** Exercise brief **
Read the lines below and count those that have the word "title". Respond with the number only.

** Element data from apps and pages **
........
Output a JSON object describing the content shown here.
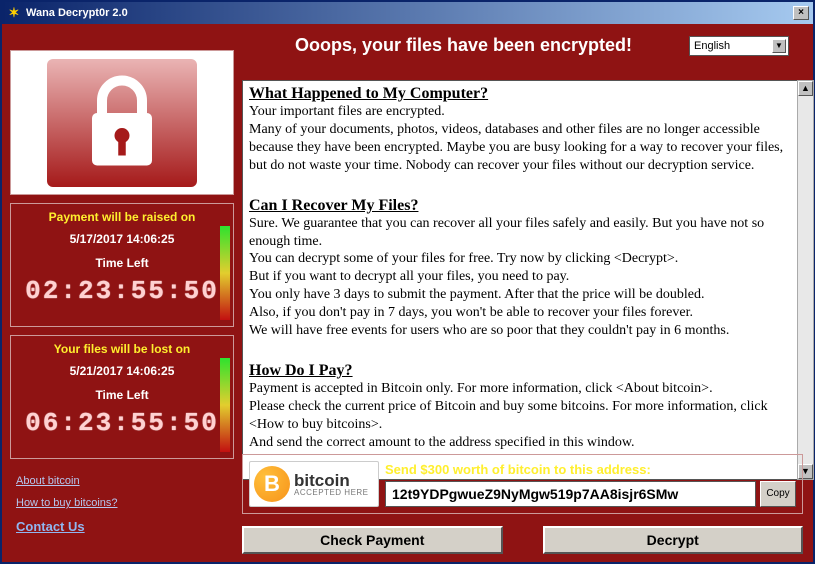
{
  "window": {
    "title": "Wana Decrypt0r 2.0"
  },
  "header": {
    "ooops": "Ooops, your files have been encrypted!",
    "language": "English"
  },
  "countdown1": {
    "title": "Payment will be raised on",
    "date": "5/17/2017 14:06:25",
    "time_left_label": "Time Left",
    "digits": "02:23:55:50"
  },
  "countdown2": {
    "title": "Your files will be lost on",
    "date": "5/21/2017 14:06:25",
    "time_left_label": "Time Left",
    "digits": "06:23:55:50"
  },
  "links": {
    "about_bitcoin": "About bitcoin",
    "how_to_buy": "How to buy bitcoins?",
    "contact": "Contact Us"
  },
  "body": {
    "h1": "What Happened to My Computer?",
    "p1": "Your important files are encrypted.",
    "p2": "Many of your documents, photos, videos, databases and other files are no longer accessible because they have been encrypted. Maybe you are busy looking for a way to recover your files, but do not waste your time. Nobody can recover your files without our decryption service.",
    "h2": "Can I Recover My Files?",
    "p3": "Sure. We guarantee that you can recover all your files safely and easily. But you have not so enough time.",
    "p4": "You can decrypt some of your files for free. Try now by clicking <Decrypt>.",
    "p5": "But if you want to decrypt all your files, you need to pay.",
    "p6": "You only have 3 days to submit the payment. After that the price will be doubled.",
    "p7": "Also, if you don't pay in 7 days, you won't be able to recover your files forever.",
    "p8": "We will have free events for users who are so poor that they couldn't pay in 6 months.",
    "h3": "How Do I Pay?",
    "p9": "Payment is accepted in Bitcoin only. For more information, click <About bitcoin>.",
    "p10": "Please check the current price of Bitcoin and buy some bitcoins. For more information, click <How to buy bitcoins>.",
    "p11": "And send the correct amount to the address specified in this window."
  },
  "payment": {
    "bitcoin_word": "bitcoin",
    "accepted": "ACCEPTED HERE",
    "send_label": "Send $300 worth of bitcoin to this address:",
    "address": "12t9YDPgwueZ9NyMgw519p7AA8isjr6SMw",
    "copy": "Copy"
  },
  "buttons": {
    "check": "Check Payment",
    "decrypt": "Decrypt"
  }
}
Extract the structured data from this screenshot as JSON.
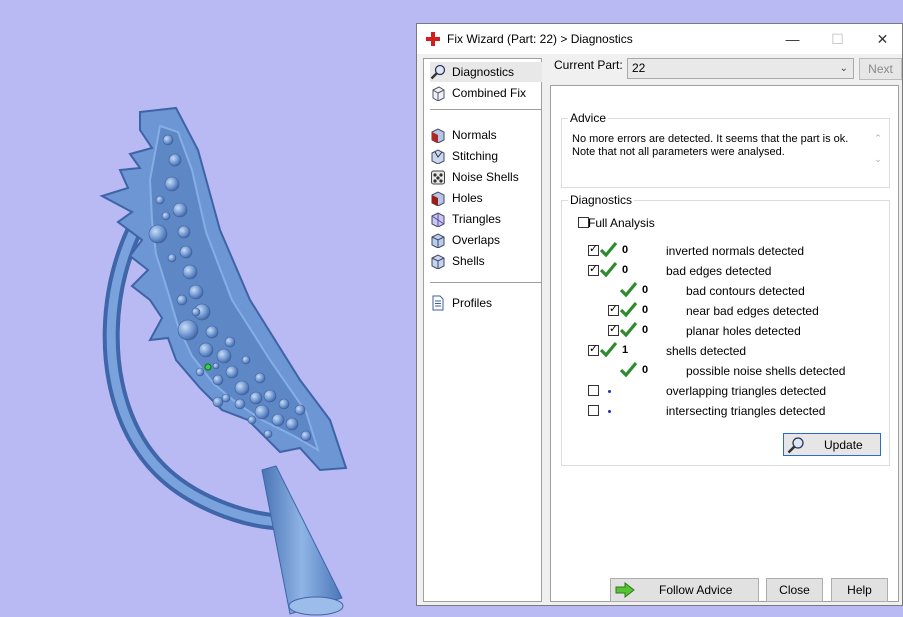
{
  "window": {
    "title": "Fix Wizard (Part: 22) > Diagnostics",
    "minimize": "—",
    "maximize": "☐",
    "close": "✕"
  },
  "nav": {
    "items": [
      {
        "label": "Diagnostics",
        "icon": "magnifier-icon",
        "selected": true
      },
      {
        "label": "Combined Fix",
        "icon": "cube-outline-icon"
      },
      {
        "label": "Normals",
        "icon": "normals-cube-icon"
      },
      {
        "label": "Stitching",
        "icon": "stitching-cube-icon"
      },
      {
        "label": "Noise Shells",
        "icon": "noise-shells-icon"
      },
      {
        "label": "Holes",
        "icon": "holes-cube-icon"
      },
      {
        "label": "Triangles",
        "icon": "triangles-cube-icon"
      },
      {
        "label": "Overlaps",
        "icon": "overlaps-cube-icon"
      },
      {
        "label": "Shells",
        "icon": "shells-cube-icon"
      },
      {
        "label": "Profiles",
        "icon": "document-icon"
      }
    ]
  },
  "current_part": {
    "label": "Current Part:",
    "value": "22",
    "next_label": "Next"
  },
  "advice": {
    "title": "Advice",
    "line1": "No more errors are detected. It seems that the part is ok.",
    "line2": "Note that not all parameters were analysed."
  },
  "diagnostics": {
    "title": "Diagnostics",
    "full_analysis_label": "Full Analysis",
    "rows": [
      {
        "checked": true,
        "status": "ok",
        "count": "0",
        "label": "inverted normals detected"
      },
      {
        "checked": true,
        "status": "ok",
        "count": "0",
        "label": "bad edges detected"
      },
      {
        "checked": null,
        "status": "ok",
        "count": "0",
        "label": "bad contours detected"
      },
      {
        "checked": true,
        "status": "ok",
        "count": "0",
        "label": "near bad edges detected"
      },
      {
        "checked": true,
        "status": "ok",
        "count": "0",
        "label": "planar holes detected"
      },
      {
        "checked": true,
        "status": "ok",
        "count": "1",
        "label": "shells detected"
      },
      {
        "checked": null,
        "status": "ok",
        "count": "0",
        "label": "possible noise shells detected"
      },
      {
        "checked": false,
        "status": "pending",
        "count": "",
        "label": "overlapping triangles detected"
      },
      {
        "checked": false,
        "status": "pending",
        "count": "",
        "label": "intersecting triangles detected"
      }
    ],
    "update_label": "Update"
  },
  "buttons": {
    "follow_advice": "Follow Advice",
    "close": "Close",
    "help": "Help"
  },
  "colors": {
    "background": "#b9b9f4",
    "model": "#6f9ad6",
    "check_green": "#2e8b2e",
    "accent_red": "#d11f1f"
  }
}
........
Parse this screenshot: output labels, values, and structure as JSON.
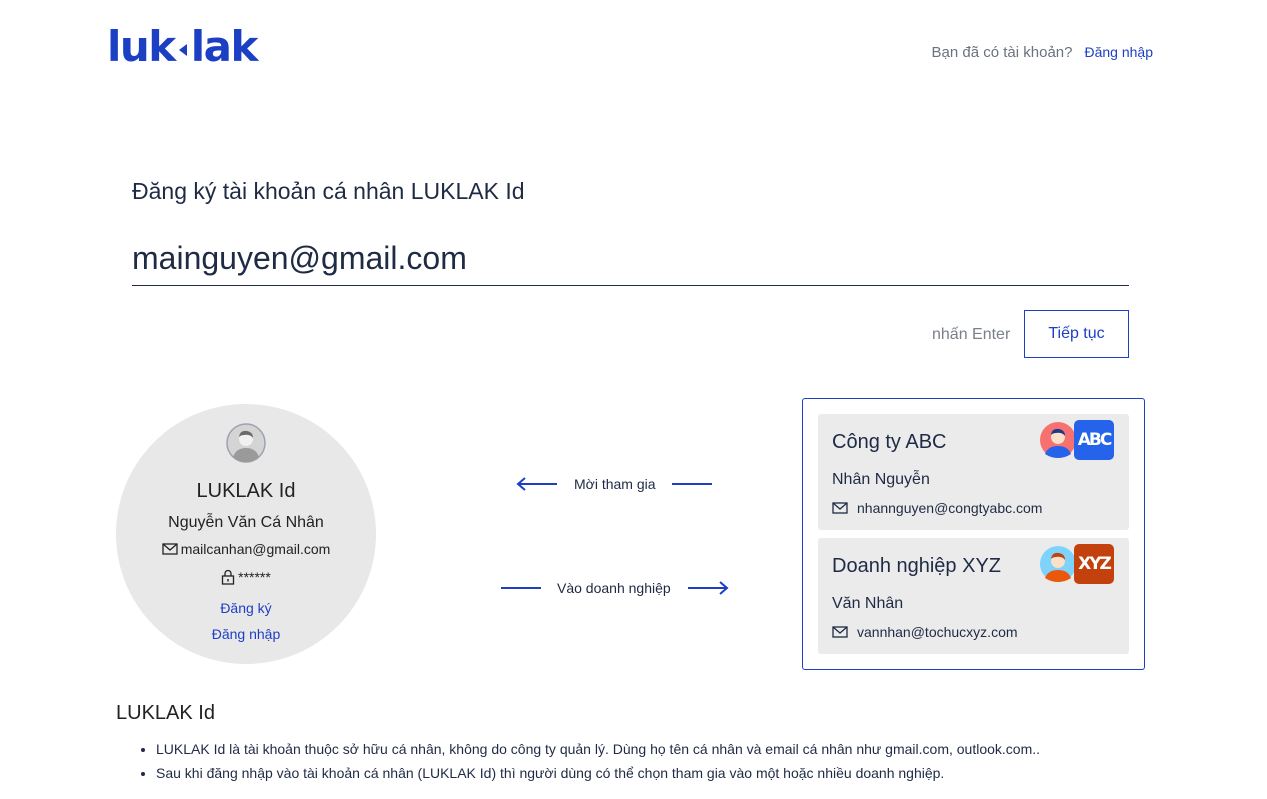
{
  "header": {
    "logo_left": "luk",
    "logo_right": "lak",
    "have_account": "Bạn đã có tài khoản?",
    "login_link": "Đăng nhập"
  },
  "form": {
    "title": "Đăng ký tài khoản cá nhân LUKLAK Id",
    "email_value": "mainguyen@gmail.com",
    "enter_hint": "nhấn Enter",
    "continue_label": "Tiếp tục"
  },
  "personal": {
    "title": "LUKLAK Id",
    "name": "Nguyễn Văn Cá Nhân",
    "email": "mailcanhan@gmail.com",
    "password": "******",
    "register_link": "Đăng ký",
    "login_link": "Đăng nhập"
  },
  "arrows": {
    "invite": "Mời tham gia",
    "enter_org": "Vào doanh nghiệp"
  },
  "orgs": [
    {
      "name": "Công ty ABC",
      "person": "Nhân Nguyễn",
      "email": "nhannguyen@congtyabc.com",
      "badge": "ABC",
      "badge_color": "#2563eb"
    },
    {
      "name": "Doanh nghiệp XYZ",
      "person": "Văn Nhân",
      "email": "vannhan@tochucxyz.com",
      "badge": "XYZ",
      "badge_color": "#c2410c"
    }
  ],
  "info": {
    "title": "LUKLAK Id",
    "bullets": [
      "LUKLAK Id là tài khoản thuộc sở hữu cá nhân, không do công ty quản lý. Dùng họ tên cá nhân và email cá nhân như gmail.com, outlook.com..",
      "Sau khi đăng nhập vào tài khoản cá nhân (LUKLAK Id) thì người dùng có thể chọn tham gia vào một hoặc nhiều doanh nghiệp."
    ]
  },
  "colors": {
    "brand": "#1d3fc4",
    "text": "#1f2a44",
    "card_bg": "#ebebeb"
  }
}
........
** Exercise output **
9